“I often see some of the world’s most beautiful jewellery just at family dinners. My mother and grandmother have exceptional collections,” says Rachel Slack, the great granddaughter of Ernest Oppenheimer. While her family is no longer the managing shareholder of De Beers, having sold its stake to Anglo American, Slack is carrying the Oppenheimer legacy into the future with diamonds as her guiding light.
“I’ve grown up with diamonds and talk of diamonds. I was brought up to have a love and reverence for these mysterious stones. It’s about values and timelessness. But above all, diamonds represent love,” says Slack, the business partner of Jessica Mccormack, jewellery designer to the stars (Rihanna was her first customer and Madonna is a fan).

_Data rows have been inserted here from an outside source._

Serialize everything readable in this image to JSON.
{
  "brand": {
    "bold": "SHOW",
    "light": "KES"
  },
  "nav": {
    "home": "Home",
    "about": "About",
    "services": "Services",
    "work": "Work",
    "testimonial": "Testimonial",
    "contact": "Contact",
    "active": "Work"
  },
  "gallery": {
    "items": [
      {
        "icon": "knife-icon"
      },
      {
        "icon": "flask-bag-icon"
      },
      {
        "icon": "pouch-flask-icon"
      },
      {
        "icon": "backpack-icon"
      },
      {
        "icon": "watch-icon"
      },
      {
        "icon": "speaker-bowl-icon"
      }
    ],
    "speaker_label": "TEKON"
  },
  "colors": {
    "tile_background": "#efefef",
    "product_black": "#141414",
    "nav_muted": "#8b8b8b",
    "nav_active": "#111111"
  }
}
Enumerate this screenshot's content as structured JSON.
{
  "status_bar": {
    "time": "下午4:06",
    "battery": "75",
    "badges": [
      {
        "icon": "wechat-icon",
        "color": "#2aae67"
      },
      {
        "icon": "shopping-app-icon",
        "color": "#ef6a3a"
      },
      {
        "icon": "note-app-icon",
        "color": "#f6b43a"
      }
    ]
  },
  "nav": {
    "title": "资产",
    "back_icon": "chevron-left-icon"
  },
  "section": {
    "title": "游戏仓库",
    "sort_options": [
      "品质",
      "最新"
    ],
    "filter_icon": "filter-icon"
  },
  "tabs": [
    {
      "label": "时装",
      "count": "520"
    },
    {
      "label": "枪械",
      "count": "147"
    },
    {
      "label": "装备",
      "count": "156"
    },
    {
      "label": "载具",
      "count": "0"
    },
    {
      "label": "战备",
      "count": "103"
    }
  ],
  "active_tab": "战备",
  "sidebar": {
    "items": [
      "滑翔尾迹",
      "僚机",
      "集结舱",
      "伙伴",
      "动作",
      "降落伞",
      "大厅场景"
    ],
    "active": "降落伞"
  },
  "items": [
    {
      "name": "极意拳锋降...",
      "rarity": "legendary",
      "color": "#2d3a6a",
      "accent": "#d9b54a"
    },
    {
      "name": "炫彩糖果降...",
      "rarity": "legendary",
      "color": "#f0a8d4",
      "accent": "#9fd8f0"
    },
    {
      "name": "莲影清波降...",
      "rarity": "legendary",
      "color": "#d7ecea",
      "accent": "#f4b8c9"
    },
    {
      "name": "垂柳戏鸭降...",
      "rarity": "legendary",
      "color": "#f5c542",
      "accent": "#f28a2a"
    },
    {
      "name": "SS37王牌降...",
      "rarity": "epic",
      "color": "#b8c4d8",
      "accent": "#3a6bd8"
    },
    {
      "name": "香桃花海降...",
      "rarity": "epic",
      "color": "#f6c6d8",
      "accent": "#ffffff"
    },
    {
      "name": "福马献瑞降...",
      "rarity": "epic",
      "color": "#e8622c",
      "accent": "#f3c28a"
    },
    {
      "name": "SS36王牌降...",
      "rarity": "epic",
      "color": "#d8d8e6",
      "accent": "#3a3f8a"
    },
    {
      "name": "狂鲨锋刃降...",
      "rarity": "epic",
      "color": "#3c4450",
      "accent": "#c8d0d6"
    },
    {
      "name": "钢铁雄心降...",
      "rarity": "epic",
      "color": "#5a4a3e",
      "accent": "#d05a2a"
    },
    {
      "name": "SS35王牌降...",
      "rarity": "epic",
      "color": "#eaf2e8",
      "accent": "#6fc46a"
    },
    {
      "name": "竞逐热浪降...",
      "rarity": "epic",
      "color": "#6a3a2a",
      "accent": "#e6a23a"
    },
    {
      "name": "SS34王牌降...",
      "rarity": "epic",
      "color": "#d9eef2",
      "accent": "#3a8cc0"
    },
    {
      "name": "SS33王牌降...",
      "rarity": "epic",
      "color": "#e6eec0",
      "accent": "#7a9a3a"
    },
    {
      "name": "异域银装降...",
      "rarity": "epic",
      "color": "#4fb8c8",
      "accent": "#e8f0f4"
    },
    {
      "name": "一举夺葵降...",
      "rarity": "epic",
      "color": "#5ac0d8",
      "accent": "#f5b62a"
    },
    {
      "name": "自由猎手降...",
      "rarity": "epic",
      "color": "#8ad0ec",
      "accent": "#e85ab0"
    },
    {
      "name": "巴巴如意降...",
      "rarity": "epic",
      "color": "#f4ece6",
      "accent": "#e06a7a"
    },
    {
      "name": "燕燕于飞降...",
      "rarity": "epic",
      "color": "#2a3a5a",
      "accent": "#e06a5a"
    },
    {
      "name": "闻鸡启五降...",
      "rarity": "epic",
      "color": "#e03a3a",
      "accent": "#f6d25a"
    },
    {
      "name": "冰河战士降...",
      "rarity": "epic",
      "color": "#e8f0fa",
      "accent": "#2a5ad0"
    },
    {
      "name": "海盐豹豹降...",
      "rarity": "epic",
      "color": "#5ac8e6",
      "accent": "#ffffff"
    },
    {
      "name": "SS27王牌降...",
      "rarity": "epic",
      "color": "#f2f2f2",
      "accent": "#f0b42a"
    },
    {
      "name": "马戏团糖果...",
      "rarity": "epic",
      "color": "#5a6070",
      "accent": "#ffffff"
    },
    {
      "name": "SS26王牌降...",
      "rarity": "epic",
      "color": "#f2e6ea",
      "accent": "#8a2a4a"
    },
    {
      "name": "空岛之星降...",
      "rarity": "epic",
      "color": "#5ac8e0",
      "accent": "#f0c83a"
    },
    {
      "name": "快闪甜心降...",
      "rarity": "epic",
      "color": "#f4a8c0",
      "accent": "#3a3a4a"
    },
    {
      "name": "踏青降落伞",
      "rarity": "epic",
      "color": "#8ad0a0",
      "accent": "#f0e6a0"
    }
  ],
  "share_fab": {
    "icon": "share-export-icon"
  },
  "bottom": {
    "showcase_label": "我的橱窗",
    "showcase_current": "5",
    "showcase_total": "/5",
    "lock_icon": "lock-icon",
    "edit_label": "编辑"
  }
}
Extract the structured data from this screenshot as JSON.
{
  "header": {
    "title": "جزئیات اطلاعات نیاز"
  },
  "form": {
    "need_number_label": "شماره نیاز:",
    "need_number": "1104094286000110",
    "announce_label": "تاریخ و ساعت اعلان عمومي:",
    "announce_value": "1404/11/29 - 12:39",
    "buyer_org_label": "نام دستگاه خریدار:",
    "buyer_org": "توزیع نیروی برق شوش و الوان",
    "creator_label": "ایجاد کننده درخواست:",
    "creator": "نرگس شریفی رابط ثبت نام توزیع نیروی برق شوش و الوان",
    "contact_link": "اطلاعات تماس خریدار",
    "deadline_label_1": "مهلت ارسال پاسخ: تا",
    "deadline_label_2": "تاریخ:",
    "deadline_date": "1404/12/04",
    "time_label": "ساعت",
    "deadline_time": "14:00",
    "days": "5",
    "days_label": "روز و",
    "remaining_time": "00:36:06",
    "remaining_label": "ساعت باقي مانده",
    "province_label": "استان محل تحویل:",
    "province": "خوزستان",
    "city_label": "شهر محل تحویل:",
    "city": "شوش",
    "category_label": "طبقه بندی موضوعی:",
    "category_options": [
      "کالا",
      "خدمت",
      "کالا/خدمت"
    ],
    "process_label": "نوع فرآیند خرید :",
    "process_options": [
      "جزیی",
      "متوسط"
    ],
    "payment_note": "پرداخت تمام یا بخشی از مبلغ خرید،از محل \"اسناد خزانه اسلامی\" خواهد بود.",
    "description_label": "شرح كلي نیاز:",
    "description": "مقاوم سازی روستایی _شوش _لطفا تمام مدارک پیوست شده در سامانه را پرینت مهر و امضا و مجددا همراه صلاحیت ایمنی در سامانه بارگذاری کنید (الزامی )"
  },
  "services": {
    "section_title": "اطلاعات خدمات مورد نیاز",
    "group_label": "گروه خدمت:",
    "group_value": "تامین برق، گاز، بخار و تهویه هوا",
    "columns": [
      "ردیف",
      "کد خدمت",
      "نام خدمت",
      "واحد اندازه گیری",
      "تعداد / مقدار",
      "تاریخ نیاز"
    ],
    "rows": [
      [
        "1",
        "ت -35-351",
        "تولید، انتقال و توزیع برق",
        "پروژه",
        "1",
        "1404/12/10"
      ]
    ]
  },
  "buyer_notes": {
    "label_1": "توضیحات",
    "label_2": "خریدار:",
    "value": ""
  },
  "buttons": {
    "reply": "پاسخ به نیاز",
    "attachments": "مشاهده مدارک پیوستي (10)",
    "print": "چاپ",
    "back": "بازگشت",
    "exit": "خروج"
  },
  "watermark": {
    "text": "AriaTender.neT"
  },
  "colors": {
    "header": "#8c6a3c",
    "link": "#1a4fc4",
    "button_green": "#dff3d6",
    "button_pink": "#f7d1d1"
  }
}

“I met Jessica in 2006 when I commissioned her to design a pair of diamond earrings using millennium diamonds given to me by my grandfather, Harry,” says Slack. The stones were from De Beers’ Millennium Collection, released in 1999 for the arrival of the new millennium. Mccormack was working at the time from a tiny studio at London’s Hatton Garden diamond market. “It was charming and littered with sketches of diamond earrings, diamond hair pieces, diamond necklaces,” remembers Slack. “It was heaven. We both immediately discovered that we shared a great passion for diamonds.”
Four years later Slack joined Mccormack as her business partner. Their company operates like a small family firm, with wealthy collectors commissioning bespoke pieces. “We have purposely grown slowly and steadily over the last few years. To us it is all about quality, not quantity,” says Slack. “We are in this business for the long term.” The Jessica Mccormack salon, which opened in London in 2013, is the only place their jewellery is sold.